    Like or Dislike: Thumb up 5 Thumb down 0

  27. al-Alameda says:

    @EddieInCA:

    I have met Mnuchin, and he’s a f**king spineless weasel POS who made a lot of money

    May I infer from your comments that Mnuchin should be renditioned to Pyongyang post-haste?

    Like or Dislike: Thumb up 0 Thumb down 0

  28. HarvardLaw92 says:

    @EddieInCA:

    I know Mnuchin from his street days, and I’ll concur with that sentiment. He’s exceptionally smelly.

    Like or Dislike: Thumb up 2 Thumb down 0

  29. Just 'nutha ig'nint cracker says:

    @Paul Hooson:

    Rex Tillerson and Nikki Haley are both rising as two very decent and capable personalities in this troubled administration.
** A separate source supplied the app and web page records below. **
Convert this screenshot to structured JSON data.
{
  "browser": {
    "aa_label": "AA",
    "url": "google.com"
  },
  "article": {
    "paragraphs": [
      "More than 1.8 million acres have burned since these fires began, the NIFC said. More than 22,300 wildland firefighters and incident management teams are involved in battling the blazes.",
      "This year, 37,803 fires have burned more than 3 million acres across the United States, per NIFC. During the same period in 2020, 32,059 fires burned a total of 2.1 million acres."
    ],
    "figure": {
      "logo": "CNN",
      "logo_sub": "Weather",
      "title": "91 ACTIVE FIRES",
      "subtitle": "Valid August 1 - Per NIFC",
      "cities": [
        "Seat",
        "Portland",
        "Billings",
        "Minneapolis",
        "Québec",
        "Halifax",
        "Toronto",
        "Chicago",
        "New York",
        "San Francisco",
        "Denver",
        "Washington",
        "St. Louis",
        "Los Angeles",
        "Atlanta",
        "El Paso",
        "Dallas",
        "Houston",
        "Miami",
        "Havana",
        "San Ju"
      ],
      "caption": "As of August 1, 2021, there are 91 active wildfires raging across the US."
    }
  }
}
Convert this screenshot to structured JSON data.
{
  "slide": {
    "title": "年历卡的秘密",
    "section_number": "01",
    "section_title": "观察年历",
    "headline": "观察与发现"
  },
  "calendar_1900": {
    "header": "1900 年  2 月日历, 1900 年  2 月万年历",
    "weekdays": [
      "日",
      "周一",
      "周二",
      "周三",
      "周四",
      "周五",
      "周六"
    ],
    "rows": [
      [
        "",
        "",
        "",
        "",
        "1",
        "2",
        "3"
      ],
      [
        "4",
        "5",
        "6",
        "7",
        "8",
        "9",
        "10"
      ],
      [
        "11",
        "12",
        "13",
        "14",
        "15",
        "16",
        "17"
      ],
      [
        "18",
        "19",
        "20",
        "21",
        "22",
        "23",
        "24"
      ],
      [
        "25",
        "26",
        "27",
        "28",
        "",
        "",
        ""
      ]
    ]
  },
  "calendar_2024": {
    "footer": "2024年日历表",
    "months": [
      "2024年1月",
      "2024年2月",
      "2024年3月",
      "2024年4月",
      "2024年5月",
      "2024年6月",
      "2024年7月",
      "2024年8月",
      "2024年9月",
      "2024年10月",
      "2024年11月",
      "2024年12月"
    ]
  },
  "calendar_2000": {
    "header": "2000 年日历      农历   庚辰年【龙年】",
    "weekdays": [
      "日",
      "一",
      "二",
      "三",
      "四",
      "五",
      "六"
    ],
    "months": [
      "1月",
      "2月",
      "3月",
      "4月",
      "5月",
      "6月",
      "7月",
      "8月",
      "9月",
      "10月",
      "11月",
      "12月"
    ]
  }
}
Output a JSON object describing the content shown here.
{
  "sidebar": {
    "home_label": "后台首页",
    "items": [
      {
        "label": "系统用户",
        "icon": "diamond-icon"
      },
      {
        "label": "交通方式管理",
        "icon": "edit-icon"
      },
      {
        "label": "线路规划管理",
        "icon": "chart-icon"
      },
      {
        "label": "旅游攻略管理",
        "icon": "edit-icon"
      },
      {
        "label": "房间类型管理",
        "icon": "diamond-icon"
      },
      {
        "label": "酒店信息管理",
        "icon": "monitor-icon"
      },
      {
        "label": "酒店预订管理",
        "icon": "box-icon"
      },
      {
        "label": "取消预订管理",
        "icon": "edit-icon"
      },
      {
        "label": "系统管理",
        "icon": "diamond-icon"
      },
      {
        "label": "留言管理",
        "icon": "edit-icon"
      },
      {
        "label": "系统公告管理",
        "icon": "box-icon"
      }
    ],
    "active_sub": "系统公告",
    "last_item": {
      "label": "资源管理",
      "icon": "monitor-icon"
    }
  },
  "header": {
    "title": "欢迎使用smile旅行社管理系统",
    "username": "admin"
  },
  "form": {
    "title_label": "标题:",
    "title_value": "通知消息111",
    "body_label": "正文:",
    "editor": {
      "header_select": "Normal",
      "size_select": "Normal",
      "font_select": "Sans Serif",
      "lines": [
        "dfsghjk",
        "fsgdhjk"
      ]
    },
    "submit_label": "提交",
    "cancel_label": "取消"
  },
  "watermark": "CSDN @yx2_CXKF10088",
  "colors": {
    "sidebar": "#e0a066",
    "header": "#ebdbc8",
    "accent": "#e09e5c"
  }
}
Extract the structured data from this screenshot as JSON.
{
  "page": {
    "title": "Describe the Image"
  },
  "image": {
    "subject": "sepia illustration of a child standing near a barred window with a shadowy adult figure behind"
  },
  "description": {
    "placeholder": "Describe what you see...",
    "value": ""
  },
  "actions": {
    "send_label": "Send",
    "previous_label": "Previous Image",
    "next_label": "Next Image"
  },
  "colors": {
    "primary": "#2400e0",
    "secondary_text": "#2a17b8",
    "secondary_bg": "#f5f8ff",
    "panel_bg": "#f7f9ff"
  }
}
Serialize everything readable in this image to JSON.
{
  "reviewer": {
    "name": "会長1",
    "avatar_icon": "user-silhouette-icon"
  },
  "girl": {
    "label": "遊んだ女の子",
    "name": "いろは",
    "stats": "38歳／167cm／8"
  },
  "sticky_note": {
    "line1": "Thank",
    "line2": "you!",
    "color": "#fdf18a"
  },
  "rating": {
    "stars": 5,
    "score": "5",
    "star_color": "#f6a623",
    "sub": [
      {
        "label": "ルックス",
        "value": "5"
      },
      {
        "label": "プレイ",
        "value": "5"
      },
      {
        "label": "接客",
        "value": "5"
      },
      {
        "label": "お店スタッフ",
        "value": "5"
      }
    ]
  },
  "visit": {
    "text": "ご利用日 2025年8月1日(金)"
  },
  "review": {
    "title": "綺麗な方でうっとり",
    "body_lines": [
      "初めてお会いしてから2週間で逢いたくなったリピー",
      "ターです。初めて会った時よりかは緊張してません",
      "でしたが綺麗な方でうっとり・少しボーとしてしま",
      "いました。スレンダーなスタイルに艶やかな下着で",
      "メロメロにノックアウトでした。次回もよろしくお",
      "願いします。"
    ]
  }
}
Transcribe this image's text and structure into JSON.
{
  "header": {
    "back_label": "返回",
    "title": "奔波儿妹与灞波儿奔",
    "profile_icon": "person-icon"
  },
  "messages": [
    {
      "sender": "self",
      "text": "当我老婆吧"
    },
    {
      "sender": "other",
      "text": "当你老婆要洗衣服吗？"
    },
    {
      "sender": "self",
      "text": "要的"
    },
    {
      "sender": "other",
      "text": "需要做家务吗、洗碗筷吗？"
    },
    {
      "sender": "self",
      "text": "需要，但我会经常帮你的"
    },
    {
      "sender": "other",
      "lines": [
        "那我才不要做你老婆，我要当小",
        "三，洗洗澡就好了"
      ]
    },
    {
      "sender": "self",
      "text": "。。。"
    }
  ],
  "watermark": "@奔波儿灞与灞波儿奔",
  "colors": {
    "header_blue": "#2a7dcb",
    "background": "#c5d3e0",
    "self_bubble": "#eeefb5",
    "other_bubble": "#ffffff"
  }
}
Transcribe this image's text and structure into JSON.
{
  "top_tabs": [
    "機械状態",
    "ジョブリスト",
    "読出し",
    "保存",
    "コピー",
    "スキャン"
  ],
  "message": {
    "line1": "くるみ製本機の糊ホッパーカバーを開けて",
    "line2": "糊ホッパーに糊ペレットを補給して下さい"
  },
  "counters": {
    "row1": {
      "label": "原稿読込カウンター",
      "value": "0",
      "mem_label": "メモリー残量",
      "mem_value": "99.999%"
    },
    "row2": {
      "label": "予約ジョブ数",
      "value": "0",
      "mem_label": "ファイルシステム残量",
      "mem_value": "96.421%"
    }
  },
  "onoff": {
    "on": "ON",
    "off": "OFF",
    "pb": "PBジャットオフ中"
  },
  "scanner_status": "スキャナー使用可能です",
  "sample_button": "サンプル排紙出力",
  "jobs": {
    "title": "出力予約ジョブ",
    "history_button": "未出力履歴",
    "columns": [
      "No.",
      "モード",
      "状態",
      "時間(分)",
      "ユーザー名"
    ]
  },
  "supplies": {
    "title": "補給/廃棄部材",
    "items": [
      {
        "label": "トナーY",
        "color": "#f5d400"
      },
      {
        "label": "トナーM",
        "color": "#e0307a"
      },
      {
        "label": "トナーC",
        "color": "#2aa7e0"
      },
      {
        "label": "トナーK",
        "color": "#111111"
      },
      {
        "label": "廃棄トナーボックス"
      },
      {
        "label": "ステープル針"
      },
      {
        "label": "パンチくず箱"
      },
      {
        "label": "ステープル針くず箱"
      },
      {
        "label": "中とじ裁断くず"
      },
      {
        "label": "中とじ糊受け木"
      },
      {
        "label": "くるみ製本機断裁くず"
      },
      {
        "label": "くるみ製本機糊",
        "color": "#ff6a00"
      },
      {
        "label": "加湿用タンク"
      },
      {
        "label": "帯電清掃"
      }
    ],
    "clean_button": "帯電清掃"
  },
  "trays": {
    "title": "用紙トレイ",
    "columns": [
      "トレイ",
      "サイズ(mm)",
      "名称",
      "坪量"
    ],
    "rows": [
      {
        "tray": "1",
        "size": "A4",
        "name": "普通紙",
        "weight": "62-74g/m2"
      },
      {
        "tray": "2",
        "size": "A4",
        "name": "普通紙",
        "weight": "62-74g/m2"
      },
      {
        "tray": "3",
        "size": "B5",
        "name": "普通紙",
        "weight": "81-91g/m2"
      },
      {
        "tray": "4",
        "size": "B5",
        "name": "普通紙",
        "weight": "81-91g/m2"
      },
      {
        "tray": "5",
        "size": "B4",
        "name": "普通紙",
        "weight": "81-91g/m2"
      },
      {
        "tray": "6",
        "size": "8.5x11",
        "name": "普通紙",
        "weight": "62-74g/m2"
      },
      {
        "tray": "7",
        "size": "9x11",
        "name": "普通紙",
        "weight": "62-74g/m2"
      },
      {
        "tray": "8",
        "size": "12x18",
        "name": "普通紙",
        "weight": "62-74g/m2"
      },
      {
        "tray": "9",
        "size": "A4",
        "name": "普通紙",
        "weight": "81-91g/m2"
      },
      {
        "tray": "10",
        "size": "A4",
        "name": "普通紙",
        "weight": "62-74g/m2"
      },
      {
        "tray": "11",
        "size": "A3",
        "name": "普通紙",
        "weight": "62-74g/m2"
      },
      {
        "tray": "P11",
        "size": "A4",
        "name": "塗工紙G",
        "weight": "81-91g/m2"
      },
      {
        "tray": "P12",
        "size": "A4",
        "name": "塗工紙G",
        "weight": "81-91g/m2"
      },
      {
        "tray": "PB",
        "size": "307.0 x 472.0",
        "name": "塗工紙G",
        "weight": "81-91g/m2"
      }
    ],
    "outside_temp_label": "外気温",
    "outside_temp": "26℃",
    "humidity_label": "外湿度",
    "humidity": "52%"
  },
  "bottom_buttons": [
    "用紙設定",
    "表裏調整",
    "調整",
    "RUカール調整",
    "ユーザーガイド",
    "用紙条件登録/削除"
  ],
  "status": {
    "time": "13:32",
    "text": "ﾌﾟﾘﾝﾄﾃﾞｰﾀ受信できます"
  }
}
    While good to see, this is a very low bar. I dare say that we could pull two random people off the street who would be able to acquit themselves as equally capable to Haley and Tillerson.

    Like or Dislike: Thumb up 0 Thumb down 0

  30. MarkedMan says:

    @HarvardLaw92: HL92, off topic, but I was wondering if you’ve seen this column by Philip Bump in the Washington Post? He seems much less sanguine about the effect of pardons on the amueller investigation than you do.

    Like or Dislike: Thumb up 0 Thumb down 0

  31. Paul Hooson says:

    @OzarkHillbilly: I don’t agree with the politics of Tillerson and Haley. But, they at least represent mainstream conservatism compared to the wacko philosophy of Trump or some of his cronies.

    Like or Dislike: Thumb up 1 Thumb down 0